Not so today. Today, we have to register our children in Year 5 to take the test in Year 6. They are already aware of the test, but this whole registration, together with the CAT test (Cognitive Ability Test) gets them thinking about the upcoming 11+ and, yes it does add pressure. Now, add to that the children who are tutored to take the test and you've got a melting pot of emotions that never existed when I sat the test all those decades ago (I could even say last century, eek).
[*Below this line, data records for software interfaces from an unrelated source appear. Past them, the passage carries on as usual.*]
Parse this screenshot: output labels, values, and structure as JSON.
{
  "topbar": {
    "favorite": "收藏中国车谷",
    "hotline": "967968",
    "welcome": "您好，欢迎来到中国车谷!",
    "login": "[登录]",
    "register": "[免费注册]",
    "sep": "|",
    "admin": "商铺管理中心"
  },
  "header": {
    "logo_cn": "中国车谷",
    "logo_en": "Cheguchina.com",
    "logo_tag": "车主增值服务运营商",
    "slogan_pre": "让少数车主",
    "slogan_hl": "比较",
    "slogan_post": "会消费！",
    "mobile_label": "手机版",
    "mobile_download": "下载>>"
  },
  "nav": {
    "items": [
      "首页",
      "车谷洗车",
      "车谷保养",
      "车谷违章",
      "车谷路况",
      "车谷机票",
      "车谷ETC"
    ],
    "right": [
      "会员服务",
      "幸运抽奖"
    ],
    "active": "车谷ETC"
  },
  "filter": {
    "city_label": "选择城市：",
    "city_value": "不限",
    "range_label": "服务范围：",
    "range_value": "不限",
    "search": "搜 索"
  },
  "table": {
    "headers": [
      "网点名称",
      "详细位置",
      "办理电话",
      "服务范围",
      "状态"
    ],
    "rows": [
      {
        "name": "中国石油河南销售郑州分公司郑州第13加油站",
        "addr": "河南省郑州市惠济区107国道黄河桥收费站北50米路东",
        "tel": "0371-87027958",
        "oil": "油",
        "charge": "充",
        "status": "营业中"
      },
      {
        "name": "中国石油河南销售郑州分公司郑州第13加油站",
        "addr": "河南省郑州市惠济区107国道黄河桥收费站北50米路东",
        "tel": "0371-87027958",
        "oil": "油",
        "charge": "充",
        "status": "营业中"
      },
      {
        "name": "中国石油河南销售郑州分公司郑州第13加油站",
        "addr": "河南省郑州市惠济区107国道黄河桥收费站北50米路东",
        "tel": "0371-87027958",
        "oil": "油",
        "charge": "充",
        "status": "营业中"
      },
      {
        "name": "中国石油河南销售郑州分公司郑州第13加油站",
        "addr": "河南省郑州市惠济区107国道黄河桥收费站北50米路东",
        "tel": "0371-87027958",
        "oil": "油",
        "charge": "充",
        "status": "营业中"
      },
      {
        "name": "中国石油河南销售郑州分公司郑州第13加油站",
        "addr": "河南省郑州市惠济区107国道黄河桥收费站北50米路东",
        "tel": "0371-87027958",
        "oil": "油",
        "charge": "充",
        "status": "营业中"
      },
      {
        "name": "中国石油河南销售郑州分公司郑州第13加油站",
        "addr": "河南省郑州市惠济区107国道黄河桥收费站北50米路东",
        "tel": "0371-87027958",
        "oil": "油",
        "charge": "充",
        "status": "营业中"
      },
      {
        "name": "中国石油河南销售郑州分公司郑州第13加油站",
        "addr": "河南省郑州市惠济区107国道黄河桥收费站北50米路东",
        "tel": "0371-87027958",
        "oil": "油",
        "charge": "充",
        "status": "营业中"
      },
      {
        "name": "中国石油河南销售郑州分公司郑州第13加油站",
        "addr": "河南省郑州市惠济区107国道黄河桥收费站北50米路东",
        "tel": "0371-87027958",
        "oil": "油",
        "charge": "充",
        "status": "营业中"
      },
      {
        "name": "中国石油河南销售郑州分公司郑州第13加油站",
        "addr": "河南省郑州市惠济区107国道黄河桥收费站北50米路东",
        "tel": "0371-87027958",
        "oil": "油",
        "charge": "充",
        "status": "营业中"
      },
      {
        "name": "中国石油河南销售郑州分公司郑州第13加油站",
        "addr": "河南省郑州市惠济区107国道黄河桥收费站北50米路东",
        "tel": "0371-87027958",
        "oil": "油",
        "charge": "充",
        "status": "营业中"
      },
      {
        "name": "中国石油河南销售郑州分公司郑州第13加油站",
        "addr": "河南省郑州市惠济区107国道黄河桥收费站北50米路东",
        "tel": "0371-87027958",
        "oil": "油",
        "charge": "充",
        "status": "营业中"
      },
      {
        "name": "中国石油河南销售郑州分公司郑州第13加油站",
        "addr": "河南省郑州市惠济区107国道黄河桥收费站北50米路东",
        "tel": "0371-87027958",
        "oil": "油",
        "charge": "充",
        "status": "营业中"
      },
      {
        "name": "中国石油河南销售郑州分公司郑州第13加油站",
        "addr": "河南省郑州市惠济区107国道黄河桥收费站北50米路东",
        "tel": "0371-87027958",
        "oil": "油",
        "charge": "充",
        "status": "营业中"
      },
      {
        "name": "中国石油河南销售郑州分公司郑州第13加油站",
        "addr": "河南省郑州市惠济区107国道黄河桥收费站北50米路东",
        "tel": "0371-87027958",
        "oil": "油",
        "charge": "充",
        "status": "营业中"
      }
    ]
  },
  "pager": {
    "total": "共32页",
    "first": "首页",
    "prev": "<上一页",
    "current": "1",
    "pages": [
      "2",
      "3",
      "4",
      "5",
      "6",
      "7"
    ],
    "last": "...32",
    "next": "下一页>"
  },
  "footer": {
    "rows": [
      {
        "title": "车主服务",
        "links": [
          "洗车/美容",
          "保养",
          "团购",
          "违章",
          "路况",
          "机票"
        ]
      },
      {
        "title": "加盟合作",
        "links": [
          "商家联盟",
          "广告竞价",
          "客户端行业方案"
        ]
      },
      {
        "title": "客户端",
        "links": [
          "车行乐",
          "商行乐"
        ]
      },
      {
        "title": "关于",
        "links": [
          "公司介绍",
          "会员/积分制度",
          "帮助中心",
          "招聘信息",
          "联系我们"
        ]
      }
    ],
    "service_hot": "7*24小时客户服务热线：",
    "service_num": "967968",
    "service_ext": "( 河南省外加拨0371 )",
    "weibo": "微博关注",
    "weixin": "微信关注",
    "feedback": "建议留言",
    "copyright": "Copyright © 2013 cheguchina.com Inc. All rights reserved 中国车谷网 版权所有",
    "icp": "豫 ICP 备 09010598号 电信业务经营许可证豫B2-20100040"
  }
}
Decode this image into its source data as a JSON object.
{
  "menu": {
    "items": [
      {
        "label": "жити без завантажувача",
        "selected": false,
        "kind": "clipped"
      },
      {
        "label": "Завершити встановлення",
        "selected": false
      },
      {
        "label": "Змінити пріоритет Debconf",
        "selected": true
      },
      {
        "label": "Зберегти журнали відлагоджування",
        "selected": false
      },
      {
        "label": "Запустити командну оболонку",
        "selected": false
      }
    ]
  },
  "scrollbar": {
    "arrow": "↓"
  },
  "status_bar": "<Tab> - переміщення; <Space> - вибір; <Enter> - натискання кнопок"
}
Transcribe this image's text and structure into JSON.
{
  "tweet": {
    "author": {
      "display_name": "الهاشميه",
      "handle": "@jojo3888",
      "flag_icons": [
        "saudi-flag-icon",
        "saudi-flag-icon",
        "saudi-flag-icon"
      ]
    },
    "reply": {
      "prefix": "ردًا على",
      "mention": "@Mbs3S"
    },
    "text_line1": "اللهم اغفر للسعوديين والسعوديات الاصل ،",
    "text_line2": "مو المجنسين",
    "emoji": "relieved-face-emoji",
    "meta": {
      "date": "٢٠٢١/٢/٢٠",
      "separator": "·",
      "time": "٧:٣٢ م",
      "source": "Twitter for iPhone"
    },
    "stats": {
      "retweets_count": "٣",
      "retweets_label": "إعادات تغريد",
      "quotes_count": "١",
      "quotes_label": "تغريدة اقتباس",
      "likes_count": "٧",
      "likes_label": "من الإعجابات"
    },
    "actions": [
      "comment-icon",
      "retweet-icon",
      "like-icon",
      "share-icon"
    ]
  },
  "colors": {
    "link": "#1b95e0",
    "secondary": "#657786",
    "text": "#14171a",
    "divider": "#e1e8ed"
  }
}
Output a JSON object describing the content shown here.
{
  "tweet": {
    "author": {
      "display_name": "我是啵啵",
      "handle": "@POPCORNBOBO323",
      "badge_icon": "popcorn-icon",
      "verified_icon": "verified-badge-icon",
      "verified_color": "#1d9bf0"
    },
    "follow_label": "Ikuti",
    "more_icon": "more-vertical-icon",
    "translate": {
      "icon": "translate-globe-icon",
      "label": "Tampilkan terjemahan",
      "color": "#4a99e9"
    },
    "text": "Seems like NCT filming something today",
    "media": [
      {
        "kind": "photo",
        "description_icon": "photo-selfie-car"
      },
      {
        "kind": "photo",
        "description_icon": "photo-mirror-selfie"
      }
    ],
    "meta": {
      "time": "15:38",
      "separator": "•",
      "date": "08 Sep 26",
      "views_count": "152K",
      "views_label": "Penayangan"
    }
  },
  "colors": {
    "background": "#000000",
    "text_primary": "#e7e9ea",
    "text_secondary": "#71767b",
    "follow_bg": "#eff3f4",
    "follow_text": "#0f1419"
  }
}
Miss L, is a bright little button, she did well on her CAT test (no, I will not divulge her score, whilst proud of her, I personally find bragging about my children's achievements rather vulgar, but that's just me) and she is expected to do well in her 11+. But or even BUT (because this is a big thing), she had a total melt down the other day about random, silly things that were all unrelated. Everything and anything was upsetting her. We finally got to the bottom of it and guess what the root cause was? The 11+ Test! Now, this is a child who has not been tutored, is naturally bright and has always been told that as long as she's done her best, that's good enough for us. I must add here, that just because she's not been tutored doesn't mean we've not prepared her at all, she has had access to the Bond 11+ practise online and has used it, when she wants to. So, no pressure from me or her Dad at all, and yet still she is worried about it.
This made me really sad. She is 10 years old and already getting stressed and upset about a test. The crazy thing is, neither she, nor I want her to go to the grammar school. It's an all girls school and Miss L is not really a girly girl, she's a tomboy and enjoys being around other tomboys and 'real' boys. We talked about this as I thought it may help to relieve the pressure, but she still wants to pass so that she can go straight in to the grammar stream at her sister's school. I've decided to avoid any further upset by not talking about it now until the day, then it will be, 'Good luck, Do your best and I'll be proud of you whatever.'
And yes, they do have grammar streams in non-grammar schools (well we do at least, in our County)! You see, all is not lost if your child doesn't quite manage to get that much coveted grammar school place. Yes, you can go through the appeal process, should you wish to and I may have done so with my eldest, if I were confident that she would cope with the pressure of grammar school combined with the pressure she places on herself to do well; or you could send them to a non-grammar and encourage them to work hard to get a grammar stream place. What I personally like about this option is that it is not a guaranteed place, so they have to consistently work hard to maintain it.
It's not really about us though, it's about our children and what's best for them. Some children who are bright will suit a grammar school education, others may flourish better in a non grammar where they have the option to explore some less academic subjects (for instance, my eldest has been able to study Child Development at her school, not a choice she would have had at grammar). What grammar schools give us as parents, is a wider choice of schools and for those of us that have this option, we are very lucky.
So, remember that Year 6 is a tough year, and please, don't make the 11+ something more than it is - a test to determine the type of education that best suits the child. All our children need from us is to know they are loved, and that we will support them whatever. There will be much bigger and more important hurdles to get over later in their school careers.